Imran Ahmad Khan, the Conservative MP for Wakefield, was found guilty of sexually assaulting a 15-year-old boy. Hours after the court verdict he was expelled from the Conservative Party, and later resigned his parliamentary seat, triggering a by-election.
On paper, this is it. This is the by-election that will be hard fought and that will tell the tale of so-called Red Wall England. The Conservatives won Wakefield from Labour at the 2019 general election, the first time the seat had elected a Tory since 1931. Mary Creagh’s five-percentage point majority was replaced by a seven-point Tory one.

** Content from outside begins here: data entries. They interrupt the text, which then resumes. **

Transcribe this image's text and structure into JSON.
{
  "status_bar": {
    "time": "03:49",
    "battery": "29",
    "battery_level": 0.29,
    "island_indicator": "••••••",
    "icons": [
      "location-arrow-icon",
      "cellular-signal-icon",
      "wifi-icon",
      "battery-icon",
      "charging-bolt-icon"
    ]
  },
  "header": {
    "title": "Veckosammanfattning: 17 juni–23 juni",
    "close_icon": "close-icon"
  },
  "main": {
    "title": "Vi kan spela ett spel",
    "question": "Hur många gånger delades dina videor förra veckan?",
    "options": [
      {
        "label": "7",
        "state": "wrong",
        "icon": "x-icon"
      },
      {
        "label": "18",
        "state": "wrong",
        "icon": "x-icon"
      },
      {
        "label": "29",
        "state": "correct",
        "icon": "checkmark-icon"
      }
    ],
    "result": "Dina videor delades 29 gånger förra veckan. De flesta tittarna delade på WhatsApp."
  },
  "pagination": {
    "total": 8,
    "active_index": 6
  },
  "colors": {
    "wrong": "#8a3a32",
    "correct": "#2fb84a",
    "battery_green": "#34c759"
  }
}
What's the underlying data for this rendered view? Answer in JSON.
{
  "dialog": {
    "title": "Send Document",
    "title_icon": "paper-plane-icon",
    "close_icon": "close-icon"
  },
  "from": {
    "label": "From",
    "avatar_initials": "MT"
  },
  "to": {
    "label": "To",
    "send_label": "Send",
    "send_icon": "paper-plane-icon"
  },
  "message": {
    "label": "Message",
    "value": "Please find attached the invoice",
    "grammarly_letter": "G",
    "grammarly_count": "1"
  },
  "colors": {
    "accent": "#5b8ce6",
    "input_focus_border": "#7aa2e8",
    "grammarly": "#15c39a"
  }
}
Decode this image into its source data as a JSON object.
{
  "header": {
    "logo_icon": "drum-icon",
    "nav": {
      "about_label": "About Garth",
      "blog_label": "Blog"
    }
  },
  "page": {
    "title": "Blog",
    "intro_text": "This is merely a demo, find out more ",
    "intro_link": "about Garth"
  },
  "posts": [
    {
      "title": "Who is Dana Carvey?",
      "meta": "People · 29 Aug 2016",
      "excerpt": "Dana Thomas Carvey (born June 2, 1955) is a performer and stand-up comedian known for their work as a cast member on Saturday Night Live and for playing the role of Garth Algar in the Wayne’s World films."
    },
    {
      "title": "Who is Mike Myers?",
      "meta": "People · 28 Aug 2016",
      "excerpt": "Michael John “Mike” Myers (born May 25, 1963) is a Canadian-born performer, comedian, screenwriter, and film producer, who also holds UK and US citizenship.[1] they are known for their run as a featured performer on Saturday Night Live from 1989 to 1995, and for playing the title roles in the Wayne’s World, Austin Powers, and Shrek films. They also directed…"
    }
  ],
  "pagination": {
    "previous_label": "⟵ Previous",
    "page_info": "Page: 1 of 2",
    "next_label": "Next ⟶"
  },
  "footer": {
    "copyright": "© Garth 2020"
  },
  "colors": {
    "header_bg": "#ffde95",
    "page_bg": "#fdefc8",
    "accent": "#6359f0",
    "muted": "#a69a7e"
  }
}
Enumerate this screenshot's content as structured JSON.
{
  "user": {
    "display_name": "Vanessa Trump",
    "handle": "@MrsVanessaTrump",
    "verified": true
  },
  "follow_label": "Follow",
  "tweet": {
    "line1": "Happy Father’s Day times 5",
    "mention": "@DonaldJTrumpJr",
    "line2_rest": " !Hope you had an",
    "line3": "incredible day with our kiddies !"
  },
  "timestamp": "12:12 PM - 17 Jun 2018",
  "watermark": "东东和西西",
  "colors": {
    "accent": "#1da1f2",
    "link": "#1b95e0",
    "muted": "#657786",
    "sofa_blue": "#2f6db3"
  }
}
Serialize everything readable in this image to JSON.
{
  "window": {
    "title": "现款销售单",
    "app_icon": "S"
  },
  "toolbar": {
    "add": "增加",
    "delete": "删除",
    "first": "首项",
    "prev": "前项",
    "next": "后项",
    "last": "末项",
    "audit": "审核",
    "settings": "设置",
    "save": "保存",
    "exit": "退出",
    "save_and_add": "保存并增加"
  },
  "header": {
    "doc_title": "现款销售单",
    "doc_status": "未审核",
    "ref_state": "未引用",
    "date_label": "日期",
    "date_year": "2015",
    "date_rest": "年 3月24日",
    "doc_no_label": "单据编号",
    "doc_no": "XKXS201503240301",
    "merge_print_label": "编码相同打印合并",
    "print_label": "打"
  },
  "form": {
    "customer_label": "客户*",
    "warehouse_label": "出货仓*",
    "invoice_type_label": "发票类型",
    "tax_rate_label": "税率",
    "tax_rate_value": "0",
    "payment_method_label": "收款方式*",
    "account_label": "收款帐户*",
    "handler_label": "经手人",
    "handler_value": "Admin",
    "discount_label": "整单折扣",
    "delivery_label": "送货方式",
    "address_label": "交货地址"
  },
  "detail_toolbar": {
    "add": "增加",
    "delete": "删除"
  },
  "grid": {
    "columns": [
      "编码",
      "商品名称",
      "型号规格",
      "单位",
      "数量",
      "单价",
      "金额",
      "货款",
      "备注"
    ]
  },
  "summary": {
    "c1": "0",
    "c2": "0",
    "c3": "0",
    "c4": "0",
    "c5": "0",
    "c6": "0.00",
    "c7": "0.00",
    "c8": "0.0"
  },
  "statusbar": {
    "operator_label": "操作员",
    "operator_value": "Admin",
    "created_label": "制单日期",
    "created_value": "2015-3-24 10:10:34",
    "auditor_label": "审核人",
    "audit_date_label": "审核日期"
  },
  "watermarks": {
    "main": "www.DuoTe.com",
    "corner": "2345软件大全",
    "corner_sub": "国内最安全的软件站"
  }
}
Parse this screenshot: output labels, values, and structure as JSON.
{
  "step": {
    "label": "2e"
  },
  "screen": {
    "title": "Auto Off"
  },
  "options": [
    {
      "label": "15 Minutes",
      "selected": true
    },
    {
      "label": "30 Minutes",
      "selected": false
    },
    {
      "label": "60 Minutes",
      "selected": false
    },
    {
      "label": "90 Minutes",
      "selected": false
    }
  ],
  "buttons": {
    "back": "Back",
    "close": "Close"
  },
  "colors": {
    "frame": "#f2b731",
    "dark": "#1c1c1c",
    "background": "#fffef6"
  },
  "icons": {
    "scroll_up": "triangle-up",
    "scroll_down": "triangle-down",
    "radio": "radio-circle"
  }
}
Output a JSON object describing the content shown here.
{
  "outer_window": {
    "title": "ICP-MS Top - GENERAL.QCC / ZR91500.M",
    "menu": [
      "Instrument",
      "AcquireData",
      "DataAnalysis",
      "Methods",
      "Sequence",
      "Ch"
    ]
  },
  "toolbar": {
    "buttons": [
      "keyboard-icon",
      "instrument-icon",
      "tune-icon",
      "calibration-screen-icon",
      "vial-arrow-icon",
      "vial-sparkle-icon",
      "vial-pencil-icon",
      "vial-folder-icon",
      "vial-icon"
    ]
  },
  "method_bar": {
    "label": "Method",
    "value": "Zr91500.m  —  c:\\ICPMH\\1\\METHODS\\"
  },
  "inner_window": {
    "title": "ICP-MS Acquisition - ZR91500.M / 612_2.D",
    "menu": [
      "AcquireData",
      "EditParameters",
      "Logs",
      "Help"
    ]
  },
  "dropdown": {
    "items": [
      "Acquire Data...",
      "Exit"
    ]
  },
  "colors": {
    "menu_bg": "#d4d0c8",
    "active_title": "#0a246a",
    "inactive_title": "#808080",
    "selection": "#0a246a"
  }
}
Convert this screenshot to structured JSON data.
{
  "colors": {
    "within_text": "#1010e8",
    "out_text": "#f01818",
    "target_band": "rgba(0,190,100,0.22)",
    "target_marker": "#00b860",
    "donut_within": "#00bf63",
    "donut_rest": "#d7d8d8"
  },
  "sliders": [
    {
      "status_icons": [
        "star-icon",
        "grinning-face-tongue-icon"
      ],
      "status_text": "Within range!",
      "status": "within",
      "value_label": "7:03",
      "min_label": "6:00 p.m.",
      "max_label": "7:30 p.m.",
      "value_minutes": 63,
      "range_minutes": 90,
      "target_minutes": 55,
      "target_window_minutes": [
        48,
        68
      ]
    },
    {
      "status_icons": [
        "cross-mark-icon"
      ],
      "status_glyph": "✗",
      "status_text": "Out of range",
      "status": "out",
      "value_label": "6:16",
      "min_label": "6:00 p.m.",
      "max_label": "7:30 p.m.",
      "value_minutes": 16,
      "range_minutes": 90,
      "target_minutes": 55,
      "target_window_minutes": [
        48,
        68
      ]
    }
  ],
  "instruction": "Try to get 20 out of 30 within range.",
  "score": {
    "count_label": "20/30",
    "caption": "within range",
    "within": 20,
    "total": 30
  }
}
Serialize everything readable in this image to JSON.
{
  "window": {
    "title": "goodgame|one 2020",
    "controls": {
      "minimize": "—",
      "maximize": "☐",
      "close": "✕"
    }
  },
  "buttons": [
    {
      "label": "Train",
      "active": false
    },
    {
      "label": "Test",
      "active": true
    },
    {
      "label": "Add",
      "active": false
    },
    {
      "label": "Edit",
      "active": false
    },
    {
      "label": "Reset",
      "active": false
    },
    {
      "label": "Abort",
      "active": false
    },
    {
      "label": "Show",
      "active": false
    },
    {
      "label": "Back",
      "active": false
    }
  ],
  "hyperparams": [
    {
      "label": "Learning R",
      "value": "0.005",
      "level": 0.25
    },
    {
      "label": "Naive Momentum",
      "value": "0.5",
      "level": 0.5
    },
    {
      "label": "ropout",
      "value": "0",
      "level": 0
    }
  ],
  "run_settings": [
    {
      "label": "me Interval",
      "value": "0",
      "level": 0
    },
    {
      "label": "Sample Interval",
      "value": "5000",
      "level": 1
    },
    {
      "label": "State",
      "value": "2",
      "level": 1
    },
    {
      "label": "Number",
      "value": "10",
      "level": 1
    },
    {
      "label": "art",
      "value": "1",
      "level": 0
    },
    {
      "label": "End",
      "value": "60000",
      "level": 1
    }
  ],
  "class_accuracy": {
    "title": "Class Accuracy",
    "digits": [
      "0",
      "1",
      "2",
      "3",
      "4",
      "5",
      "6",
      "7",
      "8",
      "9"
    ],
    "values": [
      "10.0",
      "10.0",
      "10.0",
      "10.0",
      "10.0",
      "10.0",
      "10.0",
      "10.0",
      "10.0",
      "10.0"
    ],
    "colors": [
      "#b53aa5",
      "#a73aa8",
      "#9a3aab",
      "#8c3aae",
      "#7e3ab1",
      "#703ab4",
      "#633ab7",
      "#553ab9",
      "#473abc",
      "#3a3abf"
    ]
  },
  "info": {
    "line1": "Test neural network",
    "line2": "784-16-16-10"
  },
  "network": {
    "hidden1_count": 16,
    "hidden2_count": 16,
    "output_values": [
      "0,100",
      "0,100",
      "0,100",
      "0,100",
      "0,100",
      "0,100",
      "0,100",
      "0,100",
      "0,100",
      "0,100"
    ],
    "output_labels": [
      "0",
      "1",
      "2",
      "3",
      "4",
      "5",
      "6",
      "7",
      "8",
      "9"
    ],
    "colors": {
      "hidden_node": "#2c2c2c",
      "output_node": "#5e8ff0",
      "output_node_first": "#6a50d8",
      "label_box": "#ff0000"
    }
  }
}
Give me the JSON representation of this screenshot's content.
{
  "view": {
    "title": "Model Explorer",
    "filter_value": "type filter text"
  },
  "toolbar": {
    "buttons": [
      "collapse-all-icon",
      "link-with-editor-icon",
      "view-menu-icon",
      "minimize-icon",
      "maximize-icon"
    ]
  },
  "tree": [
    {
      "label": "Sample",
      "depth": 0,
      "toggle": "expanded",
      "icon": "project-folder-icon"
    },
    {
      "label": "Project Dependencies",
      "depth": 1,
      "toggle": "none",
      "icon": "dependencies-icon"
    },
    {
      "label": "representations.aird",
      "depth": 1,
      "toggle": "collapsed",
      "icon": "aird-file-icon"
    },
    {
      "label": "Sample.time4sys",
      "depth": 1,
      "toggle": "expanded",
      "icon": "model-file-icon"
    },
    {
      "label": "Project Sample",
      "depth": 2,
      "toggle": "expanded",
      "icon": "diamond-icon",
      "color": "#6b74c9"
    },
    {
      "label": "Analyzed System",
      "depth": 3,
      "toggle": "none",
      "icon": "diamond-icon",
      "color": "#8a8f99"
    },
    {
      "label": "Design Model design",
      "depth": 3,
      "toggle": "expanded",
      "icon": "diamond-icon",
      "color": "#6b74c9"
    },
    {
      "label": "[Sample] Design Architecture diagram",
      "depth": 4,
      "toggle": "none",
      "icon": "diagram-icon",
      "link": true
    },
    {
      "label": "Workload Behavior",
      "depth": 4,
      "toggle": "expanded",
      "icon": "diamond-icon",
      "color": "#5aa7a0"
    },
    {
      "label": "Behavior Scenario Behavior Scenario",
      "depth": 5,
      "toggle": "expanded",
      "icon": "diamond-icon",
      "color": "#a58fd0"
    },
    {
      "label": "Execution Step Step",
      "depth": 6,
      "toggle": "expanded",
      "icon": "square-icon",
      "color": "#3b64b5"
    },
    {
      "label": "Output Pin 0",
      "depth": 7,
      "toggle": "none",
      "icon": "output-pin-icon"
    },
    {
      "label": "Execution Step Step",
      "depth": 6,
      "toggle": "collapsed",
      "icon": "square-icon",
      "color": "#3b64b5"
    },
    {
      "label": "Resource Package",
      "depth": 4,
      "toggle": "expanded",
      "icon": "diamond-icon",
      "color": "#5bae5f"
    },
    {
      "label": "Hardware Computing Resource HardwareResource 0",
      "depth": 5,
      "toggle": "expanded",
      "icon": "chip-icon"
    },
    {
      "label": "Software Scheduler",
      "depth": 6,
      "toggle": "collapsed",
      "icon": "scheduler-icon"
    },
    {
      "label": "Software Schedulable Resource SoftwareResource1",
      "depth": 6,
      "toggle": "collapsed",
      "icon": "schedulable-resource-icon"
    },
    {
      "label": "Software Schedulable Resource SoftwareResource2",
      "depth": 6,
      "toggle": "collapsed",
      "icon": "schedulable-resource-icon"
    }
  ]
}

If Keir Starmer wants an ideal practice run for a general election, here it is. Wakefield is a seat where 62 per cent of voters backed Leave in the EU referendum. Weekly wages here are £100 less than the national average, and 11 per cent of voters hold a degree, compared with 17 per cent nationally. In summary, Wakefield is a few percentage points off being the average English seat.
At present, Labour has a national poll lead of five to six percentage points. Britain Predicts modelling, which proved a reliable guide for the recent Birmingham Erdington and Old Bexley & Sidcup by-elections, suggests Labour will Wakefield by ten points today. The seat is a must-win for Labour. Anything less would mean the party is underperforming and doing something very, very wrong.
If it wasn’t for the conditions leading up to the potential by-election, Wakefield might be a tougher contest. In last May’s local elections the Conservatives won a slew of council seats from Labour, some for the first time in decades. This means that the 2019 result - that general election win for the Tories of Thatcherite proportions - wasn’t a one-off.
And not only that, there’s a small cushion for the Conservatives here. It comes in the form of a 6 per cent Brexit Party vote at the last general election. Some will regard this vote as easily obtainable for the Tories, but I'd mark that as far from certain. Look at the data, and not all former Brexit Party voters are turning to the Conservatives. They are more likely than not to say they wouldn’t vote if an election was held today. Polling suggests voters in key marginals are more prone to defecting and to abstaining than the country at large. At the height of partygate, Labour was found to be performing better in Tory marginals than on a national level because voter disaffection was more pronounced in these seats. Wakefield is one of those seats
There are two possible conclusions to draw from this. The first is that voters in Wakefield are more likely to be hostile towards Boris Johnson and the government than voters nationally and will act accordingly. The cost-of-living crisis is squeezing the public and the opinion polls have widened in Labour’s favour.
The second is that disaffected voters are easier to tempt back than those who have defected. Labour has gained around one in 15 Tory voters from 2019. That’s fewer than the Conservatives gained from Labour in 2010 and fewer than Labour gained in 1997. Compared with the number of Tories voicing uncertainty, it’s a small group indeed. Voters are squeezed during election campaigns. Mountains of literature pour through the letterboxes and activists give residents little rest. If the Tories can pull off a successful core vote strategy, in pushing their backers out toe the polls, they may be able to run Labour close. That will, however, require a campaign with minimal reference to their party leader, and, indeed, the national news.
This is a time, and a seat, that will not be easy for the Conservatives to hold. All the polls at present point to Wakefield being a guaranteed Labour gain. Keir Starmer, Labour's leader of little impact, will have no excuses for anything less.
[Follow the latest news from the by-elections in our Live blog: LIVE: Wakefield and Tiverton & Honiton by-election results – New Statesman]